[Items from an interface collection]
● ● ● ● ●

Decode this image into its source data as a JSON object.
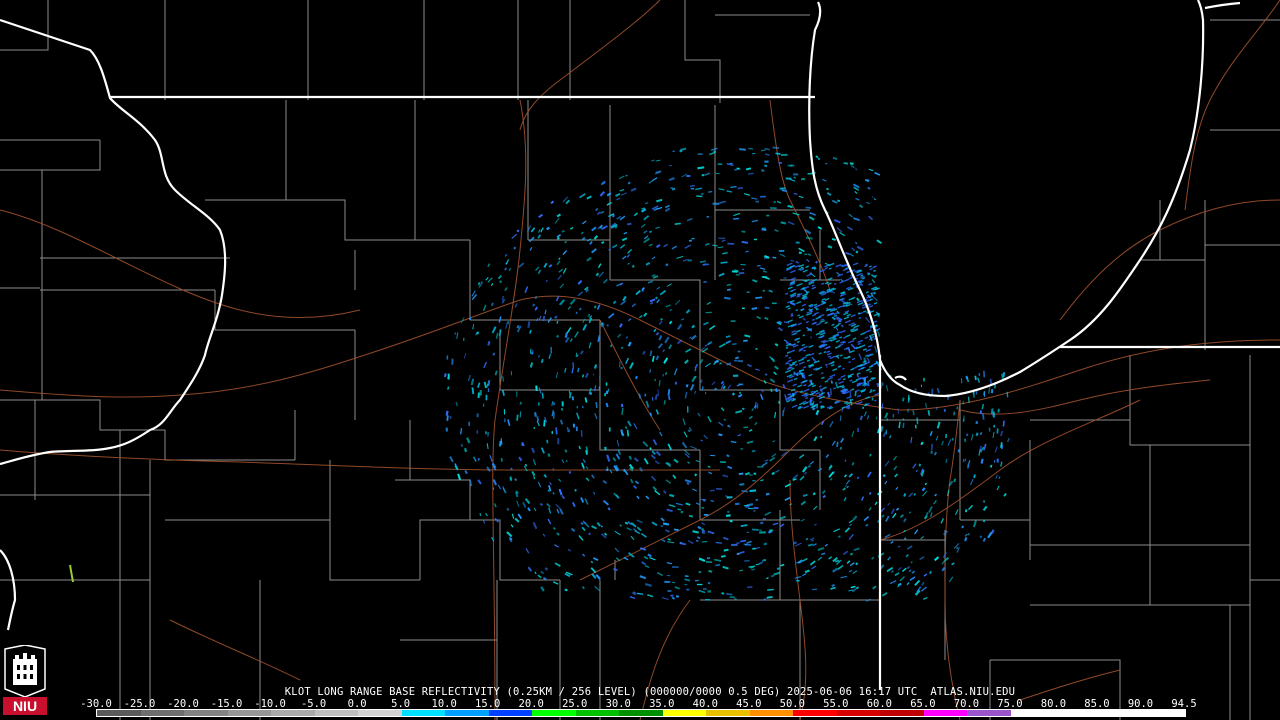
{
  "product": {
    "title": "KLOT LONG RANGE BASE REFLECTIVITY (0.25KM / 256 LEVEL) (000000/0000 0.5 DEG) 2025-06-06 16:17 UTC  ATLAS.NIU.EDU"
  },
  "scale": {
    "labels": [
      "-30.0",
      "-25.0",
      "-20.0",
      "-15.0",
      "-10.0",
      "-5.0",
      "0.0",
      "5.0",
      "10.0",
      "15.0",
      "20.0",
      "25.0",
      "30.0",
      "35.0",
      "40.0",
      "45.0",
      "50.0",
      "55.0",
      "60.0",
      "65.0",
      "70.0",
      "75.0",
      "80.0",
      "85.0",
      "90.0",
      "94.5"
    ],
    "colors": [
      "#5a5a5a",
      "#6e6e6e",
      "#828282",
      "#969696",
      "#aaaaaa",
      "#bebebe",
      "#d2d2d2",
      "#00e0ff",
      "#00a0ff",
      "#0040ff",
      "#00ff00",
      "#00c000",
      "#009000",
      "#ffff00",
      "#e7c000",
      "#ff9000",
      "#ff0000",
      "#d60000",
      "#c00000",
      "#ff00ff",
      "#9955c9",
      "#ffffff",
      "#ffffff",
      "#ffffff",
      "#ffffff"
    ]
  },
  "logo": {
    "text": "NIU",
    "colors": {
      "red": "#c8102e",
      "white": "#ffffff"
    }
  }
}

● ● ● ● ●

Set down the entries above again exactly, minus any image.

▸ Answer area
Decode this image into its source data as a JSON object.
{
  "product": {
    "title": "KLOT LONG RANGE BASE REFLECTIVITY (0.25KM / 256 LEVEL) (000000/0000 0.5 DEG) 2025-06-06 16:17 UTC  ATLAS.NIU.EDU"
  },
  "scale": {
    "labels": [
      "-30.0",
      "-25.0",
      "-20.0",
      "-15.0",
      "-10.0",
      "-5.0",
      "0.0",
      "5.0",
      "10.0",
      "15.0",
      "20.0",
      "25.0",
      "30.0",
      "35.0",
      "40.0",
      "45.0",
      "50.0",
      "55.0",
      "60.0",
      "65.0",
      "70.0",
      "75.0",
      "80.0",
      "85.0",
      "90.0",
      "94.5"
    ],
    "colors": [
      "#5a5a5a",
      "#6e6e6e",
      "#828282",
      "#969696",
      "#aaaaaa",
      "#bebebe",
      "#d2d2d2",
      "#00e0ff",
      "#00a0ff",
      "#0040ff",
      "#00ff00",
      "#00c000",
      "#009000",
      "#ffff00",
      "#e7c000",
      "#ff9000",
      "#ff0000",
      "#d60000",
      "#c00000",
      "#ff00ff",
      "#9955c9",
      "#ffffff",
      "#ffffff",
      "#ffffff",
      "#ffffff"
    ]
  },
  "logo": {
    "text": "NIU",
    "colors": {
      "red": "#c8102e",
      "white": "#ffffff"
    }
  }
}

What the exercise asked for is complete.